- Activity
This task calls for copying every line in the data below that contains the word "System".

- Stored data
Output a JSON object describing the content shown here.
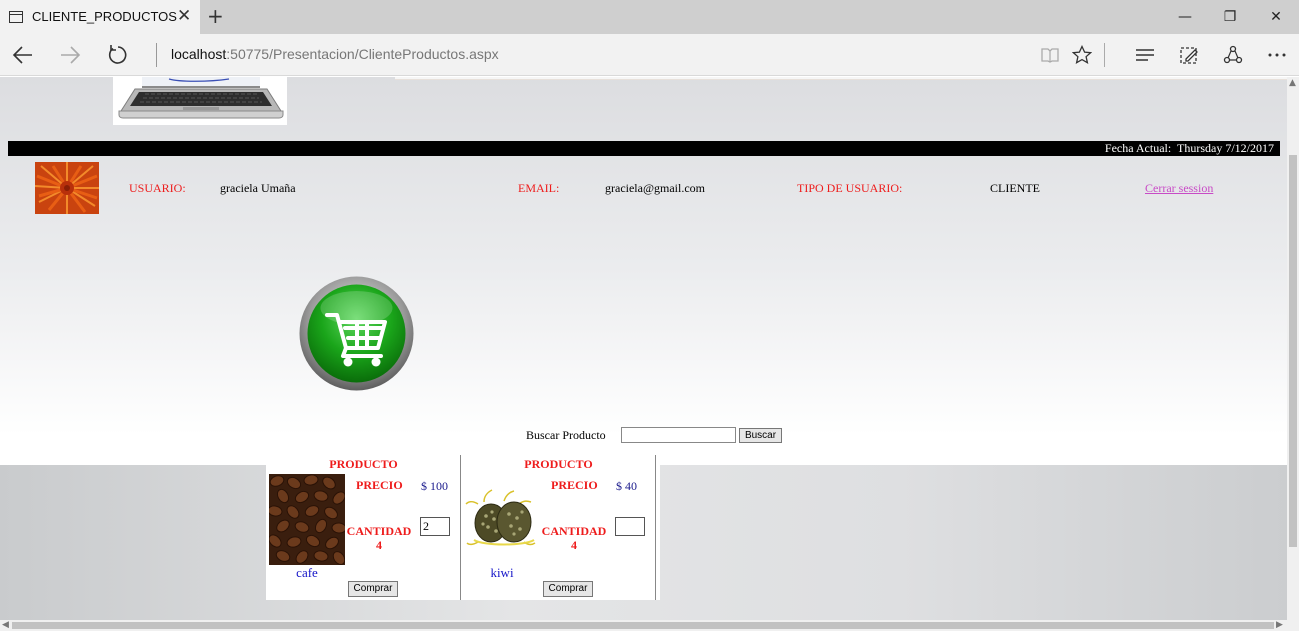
{
  "browser": {
    "tab_title": "CLIENTE_PRODUCTOS",
    "tab_close": "✕",
    "new_tab": "+",
    "url_host": "localhost",
    "url_rest": ":50775/Presentacion/ClienteProductos.aspx",
    "window_controls": {
      "minimize": "—",
      "restore": "❐",
      "close": "✕"
    },
    "icons": [
      "back-icon",
      "forward-icon",
      "refresh-icon",
      "reading-view-icon",
      "favorite-star-icon",
      "hub-icon",
      "web-note-icon",
      "share-icon",
      "more-icon"
    ]
  },
  "header": {
    "date_label": "Fecha Actual:",
    "date_value": "Thursday 7/12/2017"
  },
  "user": {
    "usuario_label": "USUARIO:",
    "usuario_value": "graciela Umaña",
    "email_label": "EMAIL:",
    "email_value": "graciela@gmail.com",
    "tipo_label": "TIPO DE USUARIO:",
    "tipo_value": "CLIENTE",
    "logout": "Cerrar session"
  },
  "search": {
    "label": "Buscar Producto",
    "value": "",
    "button": "Buscar"
  },
  "products": [
    {
      "title": "PRODUCTO",
      "precio_label": "PRECIO",
      "price": "$ 100",
      "cantidad_label": "CANTIDAD",
      "stock": "4",
      "quantity": "2",
      "name": "cafe",
      "button": "Comprar"
    },
    {
      "title": "PRODUCTO",
      "precio_label": "PRECIO",
      "price": "$ 40",
      "cantidad_label": "CANTIDAD",
      "stock": "4",
      "quantity": "",
      "name": "kiwi",
      "button": "Comprar"
    }
  ],
  "colors": {
    "label_red": "#ee1c1c",
    "price_blue": "#1a1a8c",
    "name_blue": "#1515c8",
    "logout_link": "#c84bc6",
    "date_bar": "#000000",
    "cart_green": "#1aa51a"
  }
}
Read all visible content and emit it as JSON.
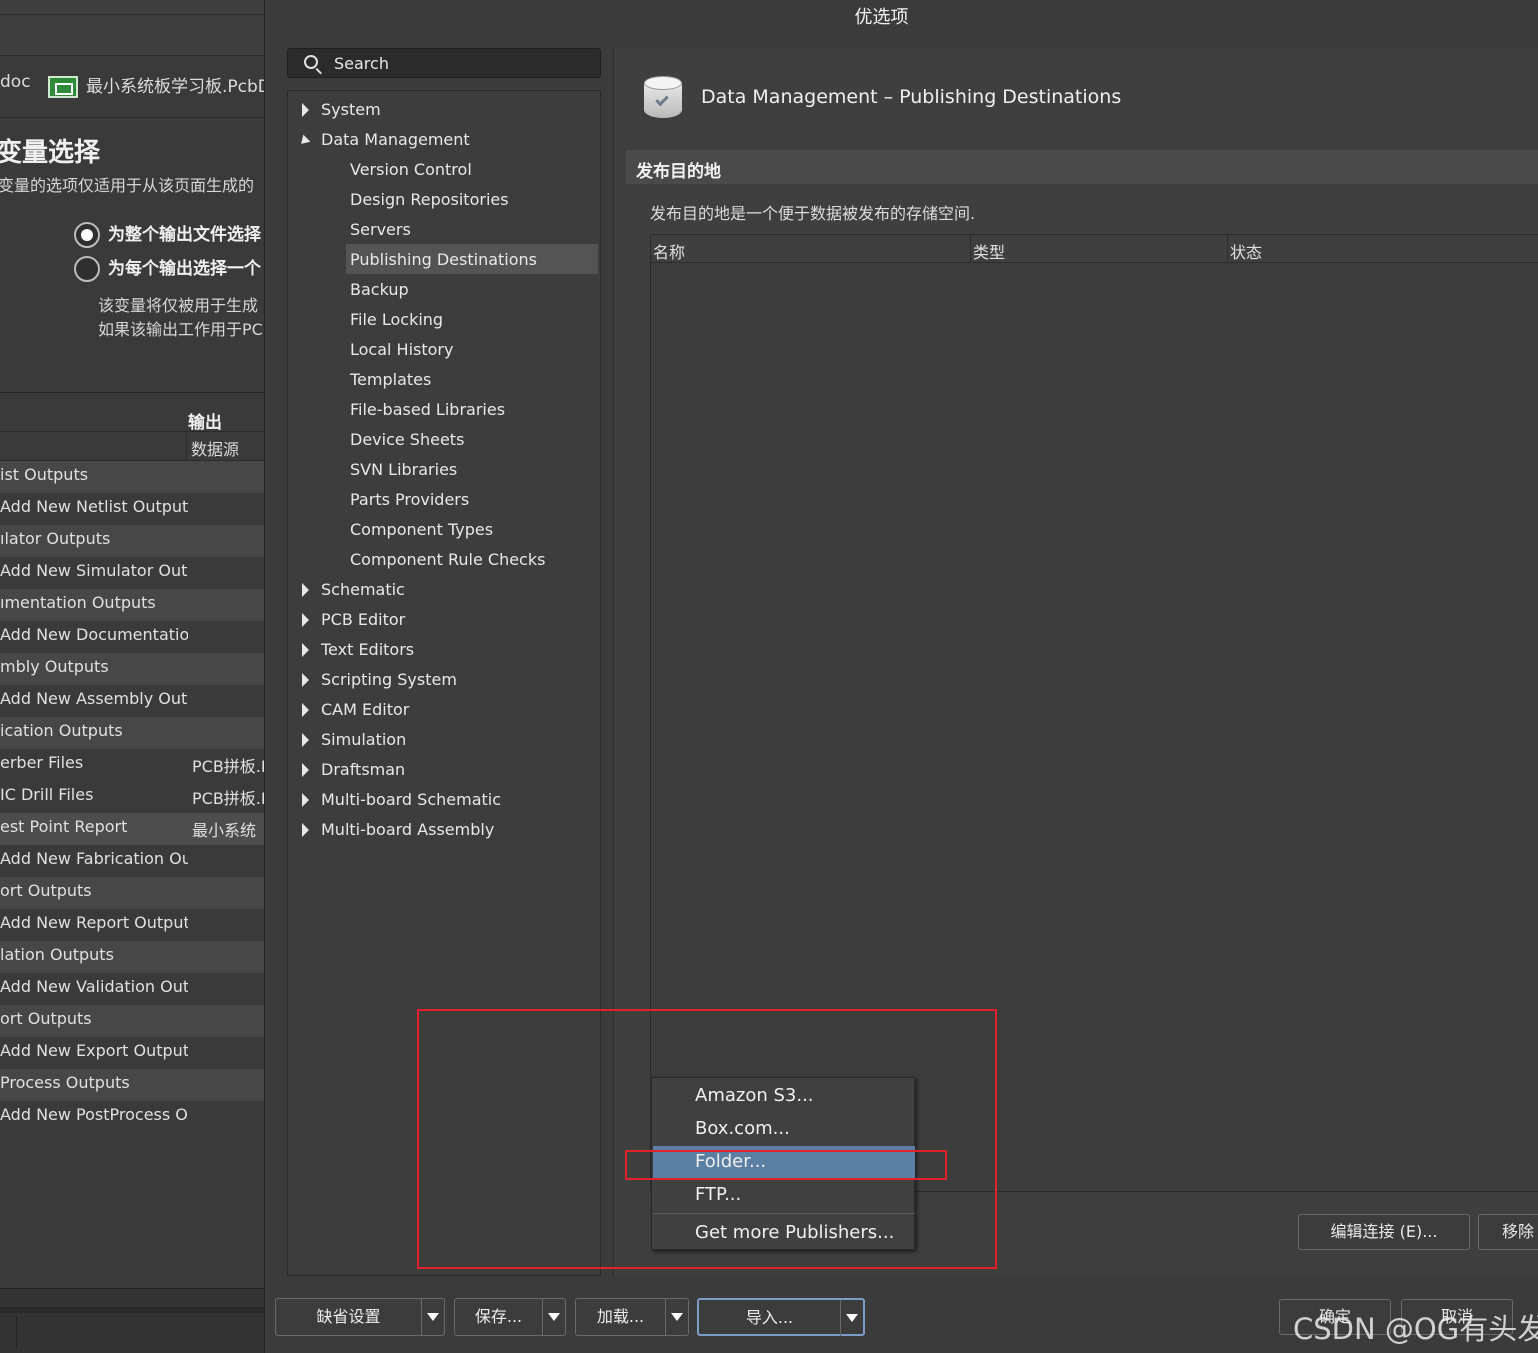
{
  "background_window": {
    "doc_tab_partial": "doc",
    "doc_tab_pcb": "最小系统板学习板.PcbD",
    "heading": "变量选择",
    "description": "变量的选项仅适用于从该页面生成的",
    "radio_whole": "为整个输出文件选择",
    "radio_each": "为每个输出选择一个",
    "note_line1": "该变量将仅被用于生成",
    "note_line2": "如果该输出工作用于PC",
    "column_output": "输出",
    "column_source": "数据源",
    "rows": [
      {
        "label": "ist Outputs",
        "source": ""
      },
      {
        "label": "Add New Netlist Output]",
        "source": ""
      },
      {
        "label": "ılator Outputs",
        "source": ""
      },
      {
        "label": "Add New Simulator Outp",
        "source": ""
      },
      {
        "label": "ımentation Outputs",
        "source": ""
      },
      {
        "label": "Add New Documentation",
        "source": ""
      },
      {
        "label": "mbly Outputs",
        "source": ""
      },
      {
        "label": "Add New Assembly Outpı",
        "source": ""
      },
      {
        "label": "ication Outputs",
        "source": ""
      },
      {
        "label": "erber Files",
        "source": "PCB拼板.I"
      },
      {
        "label": "IC Drill Files",
        "source": "PCB拼板.I"
      },
      {
        "label": "est Point Report",
        "source": "最小系统"
      },
      {
        "label": "Add New Fabrication Out",
        "source": ""
      },
      {
        "label": "ort Outputs",
        "source": ""
      },
      {
        "label": "Add New Report Output]",
        "source": ""
      },
      {
        "label": "lation Outputs",
        "source": ""
      },
      {
        "label": "Add New Validation Outp",
        "source": ""
      },
      {
        "label": "ort Outputs",
        "source": ""
      },
      {
        "label": "Add New Export Output]",
        "source": ""
      },
      {
        "label": "Process Outputs",
        "source": ""
      },
      {
        "label": "Add New PostProcess Ou",
        "source": ""
      }
    ]
  },
  "dialog": {
    "title": "优选项",
    "search": {
      "placeholder": "Search"
    },
    "tree": [
      {
        "label": "System",
        "level": 0,
        "state": "collapsed"
      },
      {
        "label": "Data Management",
        "level": 0,
        "state": "expanded"
      },
      {
        "label": "Version Control",
        "level": 1
      },
      {
        "label": "Design Repositories",
        "level": 1
      },
      {
        "label": "Servers",
        "level": 1
      },
      {
        "label": "Publishing Destinations",
        "level": 1,
        "selected": true
      },
      {
        "label": "Backup",
        "level": 1
      },
      {
        "label": "File Locking",
        "level": 1
      },
      {
        "label": "Local History",
        "level": 1
      },
      {
        "label": "Templates",
        "level": 1
      },
      {
        "label": "File-based Libraries",
        "level": 1
      },
      {
        "label": "Device Sheets",
        "level": 1
      },
      {
        "label": "SVN Libraries",
        "level": 1
      },
      {
        "label": "Parts Providers",
        "level": 1
      },
      {
        "label": "Component Types",
        "level": 1
      },
      {
        "label": "Component Rule Checks",
        "level": 1
      },
      {
        "label": "Schematic",
        "level": 0,
        "state": "collapsed"
      },
      {
        "label": "PCB Editor",
        "level": 0,
        "state": "collapsed"
      },
      {
        "label": "Text Editors",
        "level": 0,
        "state": "collapsed"
      },
      {
        "label": "Scripting System",
        "level": 0,
        "state": "collapsed"
      },
      {
        "label": "CAM Editor",
        "level": 0,
        "state": "collapsed"
      },
      {
        "label": "Simulation",
        "level": 0,
        "state": "collapsed"
      },
      {
        "label": "Draftsman",
        "level": 0,
        "state": "collapsed"
      },
      {
        "label": "Multi-board Schematic",
        "level": 0,
        "state": "collapsed"
      },
      {
        "label": "Multi-board Assembly",
        "level": 0,
        "state": "collapsed"
      }
    ],
    "page_title": "Data Management – Publishing Destinations",
    "section_title": "发布目的地",
    "section_desc": "发布目的地是一个便于数据被发布的存储空间.",
    "table_headers": {
      "name": "名称",
      "type": "类型",
      "status": "状态"
    },
    "import_menu": [
      {
        "label": "Amazon S3...",
        "highlighted": false
      },
      {
        "label": "Box.com...",
        "highlighted": false
      },
      {
        "label": "Folder...",
        "highlighted": true
      },
      {
        "label": "FTP...",
        "highlighted": false
      },
      {
        "label": "Get more Publishers...",
        "highlighted": false
      }
    ],
    "edit_connection_button": "编辑连接 (E)...",
    "remove_button": "移除",
    "bottom_buttons": {
      "defaults": "缺省设置",
      "save": "保存...",
      "load": "加载...",
      "import": "导入...",
      "ok": "确定",
      "cancel": "取消"
    }
  },
  "watermark": "CSDN @OG有头发",
  "colors": {
    "highlight": "#5b7ea3",
    "annotation_red": "#e0232a",
    "panel_bg": "#3d3d3d"
  }
}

- Output for this task
        "label": "System",
        "label": "Scripting System",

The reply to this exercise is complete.